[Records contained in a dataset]
※

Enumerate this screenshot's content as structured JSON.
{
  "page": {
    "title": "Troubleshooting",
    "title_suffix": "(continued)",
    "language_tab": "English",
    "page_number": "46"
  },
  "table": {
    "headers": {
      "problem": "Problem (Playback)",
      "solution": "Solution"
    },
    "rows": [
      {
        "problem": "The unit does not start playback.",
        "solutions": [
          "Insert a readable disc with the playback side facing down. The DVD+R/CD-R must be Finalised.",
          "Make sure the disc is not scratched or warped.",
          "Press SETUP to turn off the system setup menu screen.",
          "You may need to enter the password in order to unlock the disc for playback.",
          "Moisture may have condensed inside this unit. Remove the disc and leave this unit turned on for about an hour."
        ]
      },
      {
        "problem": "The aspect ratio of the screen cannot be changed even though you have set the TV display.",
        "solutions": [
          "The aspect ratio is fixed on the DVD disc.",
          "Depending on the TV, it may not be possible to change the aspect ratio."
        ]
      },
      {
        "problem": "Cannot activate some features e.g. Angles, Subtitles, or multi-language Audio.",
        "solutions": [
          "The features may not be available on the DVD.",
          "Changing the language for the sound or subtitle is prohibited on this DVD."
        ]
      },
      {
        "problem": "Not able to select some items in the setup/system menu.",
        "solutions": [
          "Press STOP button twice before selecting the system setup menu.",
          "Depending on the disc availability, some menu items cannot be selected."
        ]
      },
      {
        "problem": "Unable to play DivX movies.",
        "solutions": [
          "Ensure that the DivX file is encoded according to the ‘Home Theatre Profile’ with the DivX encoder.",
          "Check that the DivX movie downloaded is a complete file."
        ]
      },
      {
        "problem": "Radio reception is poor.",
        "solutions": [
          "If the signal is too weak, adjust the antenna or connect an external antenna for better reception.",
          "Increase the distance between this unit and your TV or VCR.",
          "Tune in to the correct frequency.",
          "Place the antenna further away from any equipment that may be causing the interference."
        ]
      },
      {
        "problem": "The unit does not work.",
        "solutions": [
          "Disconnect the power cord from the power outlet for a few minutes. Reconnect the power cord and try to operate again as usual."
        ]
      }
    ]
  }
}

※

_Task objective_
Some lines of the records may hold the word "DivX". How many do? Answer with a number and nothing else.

_Solved exercise_
3